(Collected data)

= Beginning of Section =

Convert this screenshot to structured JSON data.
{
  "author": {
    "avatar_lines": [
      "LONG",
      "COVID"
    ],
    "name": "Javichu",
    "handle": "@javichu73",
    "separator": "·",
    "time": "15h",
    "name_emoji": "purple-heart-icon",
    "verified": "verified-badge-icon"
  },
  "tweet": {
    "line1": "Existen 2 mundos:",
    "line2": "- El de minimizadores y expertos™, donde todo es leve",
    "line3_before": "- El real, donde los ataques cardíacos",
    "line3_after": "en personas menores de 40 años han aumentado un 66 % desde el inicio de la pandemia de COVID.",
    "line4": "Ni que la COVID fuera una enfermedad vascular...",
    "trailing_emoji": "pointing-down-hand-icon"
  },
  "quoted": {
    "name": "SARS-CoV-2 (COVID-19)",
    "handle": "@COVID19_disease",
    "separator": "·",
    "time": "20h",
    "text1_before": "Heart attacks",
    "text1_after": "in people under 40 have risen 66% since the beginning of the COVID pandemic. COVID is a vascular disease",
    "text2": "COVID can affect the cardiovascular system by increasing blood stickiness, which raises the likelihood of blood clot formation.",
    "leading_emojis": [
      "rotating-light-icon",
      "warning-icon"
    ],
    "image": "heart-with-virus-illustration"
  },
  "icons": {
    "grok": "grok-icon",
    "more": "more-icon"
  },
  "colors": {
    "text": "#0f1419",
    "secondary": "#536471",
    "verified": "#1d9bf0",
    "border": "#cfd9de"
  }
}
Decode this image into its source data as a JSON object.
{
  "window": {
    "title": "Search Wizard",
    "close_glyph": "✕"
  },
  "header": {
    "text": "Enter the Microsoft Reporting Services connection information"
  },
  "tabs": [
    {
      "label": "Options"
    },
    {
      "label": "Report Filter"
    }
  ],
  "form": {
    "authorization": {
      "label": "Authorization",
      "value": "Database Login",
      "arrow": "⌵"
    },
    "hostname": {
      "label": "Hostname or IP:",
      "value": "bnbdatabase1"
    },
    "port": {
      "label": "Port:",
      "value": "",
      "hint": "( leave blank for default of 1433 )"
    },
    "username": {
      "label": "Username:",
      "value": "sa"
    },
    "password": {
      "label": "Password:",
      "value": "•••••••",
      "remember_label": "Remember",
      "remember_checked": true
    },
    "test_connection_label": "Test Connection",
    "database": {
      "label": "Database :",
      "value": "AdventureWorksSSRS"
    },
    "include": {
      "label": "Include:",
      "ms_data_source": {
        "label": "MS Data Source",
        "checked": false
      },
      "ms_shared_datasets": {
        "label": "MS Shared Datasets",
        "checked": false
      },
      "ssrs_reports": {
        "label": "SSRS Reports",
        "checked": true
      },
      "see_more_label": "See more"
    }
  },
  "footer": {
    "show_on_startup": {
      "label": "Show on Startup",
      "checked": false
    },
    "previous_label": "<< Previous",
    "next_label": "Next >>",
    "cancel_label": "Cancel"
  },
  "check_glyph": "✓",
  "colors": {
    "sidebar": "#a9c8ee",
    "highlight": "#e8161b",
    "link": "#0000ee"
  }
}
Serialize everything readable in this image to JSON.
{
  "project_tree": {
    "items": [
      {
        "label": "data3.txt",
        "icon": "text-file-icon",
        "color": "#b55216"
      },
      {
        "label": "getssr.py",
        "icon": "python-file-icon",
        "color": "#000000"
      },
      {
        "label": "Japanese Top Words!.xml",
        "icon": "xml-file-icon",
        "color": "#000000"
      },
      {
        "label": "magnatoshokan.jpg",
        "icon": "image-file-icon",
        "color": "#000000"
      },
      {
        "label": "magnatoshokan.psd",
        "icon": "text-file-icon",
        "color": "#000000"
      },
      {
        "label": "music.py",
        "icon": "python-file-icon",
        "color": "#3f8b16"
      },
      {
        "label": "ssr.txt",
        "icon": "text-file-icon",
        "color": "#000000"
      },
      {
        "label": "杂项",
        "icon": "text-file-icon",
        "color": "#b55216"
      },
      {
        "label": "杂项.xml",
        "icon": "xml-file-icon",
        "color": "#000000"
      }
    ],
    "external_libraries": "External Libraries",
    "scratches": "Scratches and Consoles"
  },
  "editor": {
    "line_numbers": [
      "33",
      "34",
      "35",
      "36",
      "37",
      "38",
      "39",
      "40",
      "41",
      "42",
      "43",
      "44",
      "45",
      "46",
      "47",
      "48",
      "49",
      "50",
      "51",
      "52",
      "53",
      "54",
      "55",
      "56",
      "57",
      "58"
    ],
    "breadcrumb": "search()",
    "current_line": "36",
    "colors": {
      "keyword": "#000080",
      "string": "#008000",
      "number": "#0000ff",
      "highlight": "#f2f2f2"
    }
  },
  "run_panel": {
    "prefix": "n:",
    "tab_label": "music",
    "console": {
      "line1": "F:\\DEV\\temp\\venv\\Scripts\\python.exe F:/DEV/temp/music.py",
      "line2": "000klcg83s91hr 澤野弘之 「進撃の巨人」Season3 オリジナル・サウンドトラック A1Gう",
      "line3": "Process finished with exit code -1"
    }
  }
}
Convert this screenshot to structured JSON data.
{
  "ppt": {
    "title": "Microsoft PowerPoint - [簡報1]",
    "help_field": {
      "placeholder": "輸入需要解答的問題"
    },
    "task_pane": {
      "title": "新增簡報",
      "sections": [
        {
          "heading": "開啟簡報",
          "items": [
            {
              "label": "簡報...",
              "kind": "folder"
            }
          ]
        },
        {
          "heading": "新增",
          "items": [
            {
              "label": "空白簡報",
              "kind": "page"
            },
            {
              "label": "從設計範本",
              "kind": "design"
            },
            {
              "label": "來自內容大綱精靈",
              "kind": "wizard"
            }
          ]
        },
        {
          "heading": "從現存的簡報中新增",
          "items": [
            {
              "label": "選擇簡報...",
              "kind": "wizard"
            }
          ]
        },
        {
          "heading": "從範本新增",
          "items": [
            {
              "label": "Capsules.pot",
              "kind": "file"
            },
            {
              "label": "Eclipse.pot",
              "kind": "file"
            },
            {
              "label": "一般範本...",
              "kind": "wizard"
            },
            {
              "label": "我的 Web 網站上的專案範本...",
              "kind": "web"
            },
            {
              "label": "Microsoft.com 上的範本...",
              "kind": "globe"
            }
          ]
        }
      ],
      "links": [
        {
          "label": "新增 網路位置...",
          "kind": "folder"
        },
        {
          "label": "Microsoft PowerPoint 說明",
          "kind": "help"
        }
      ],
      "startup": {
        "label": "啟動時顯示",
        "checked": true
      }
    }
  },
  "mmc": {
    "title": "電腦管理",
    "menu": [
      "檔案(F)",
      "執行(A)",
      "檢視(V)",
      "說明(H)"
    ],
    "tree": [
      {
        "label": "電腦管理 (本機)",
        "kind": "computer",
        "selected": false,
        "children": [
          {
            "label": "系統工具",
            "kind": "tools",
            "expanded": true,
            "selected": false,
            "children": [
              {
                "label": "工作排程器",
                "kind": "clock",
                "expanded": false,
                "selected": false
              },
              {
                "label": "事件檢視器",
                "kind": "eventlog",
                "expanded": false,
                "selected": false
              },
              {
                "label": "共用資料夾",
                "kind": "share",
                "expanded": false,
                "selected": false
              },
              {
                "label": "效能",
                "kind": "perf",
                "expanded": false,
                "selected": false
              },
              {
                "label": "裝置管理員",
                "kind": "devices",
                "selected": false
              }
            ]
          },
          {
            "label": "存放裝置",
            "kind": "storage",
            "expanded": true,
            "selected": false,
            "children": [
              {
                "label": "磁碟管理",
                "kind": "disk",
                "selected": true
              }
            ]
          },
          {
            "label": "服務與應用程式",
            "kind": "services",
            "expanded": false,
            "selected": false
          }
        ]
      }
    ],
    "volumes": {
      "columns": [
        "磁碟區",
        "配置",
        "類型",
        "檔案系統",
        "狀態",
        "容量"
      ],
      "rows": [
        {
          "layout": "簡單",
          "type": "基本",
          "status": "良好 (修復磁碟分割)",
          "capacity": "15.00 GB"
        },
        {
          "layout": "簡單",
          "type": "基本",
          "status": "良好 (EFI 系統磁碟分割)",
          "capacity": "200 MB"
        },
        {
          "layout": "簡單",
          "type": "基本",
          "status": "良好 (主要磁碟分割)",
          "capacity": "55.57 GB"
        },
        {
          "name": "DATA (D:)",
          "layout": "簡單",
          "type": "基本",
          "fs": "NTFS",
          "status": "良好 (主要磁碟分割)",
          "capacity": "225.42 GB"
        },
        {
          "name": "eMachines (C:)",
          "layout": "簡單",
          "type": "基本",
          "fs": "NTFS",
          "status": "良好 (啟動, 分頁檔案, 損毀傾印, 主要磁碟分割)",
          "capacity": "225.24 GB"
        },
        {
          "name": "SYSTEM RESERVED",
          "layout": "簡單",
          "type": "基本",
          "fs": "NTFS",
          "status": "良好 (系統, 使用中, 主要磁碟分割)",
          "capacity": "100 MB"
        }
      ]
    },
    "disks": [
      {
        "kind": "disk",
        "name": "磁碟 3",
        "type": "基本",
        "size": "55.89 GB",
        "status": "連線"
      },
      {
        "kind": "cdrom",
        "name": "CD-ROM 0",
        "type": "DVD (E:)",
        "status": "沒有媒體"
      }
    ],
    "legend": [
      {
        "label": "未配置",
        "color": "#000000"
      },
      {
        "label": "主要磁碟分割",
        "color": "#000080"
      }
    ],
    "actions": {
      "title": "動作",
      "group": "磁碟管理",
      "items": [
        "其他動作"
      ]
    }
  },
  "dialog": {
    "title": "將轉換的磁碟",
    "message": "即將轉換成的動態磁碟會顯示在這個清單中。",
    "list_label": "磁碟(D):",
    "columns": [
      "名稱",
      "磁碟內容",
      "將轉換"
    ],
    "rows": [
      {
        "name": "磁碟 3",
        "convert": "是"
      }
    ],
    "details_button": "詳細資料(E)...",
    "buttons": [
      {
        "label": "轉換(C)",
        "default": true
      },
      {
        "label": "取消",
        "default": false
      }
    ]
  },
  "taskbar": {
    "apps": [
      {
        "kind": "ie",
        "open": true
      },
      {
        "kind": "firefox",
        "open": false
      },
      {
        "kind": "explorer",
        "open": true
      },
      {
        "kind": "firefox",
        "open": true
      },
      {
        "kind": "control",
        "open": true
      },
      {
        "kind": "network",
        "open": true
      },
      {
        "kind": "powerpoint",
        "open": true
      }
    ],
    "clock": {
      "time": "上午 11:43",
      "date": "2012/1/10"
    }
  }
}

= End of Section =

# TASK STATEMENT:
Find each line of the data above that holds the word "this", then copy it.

# RESPONSE BELOW:
Convert this screenshot to structured JSON data.
Decode this image into its source data as a JSON object.
Serialize everything readable in this image to JSON.
Convert this screenshot to structured JSON data.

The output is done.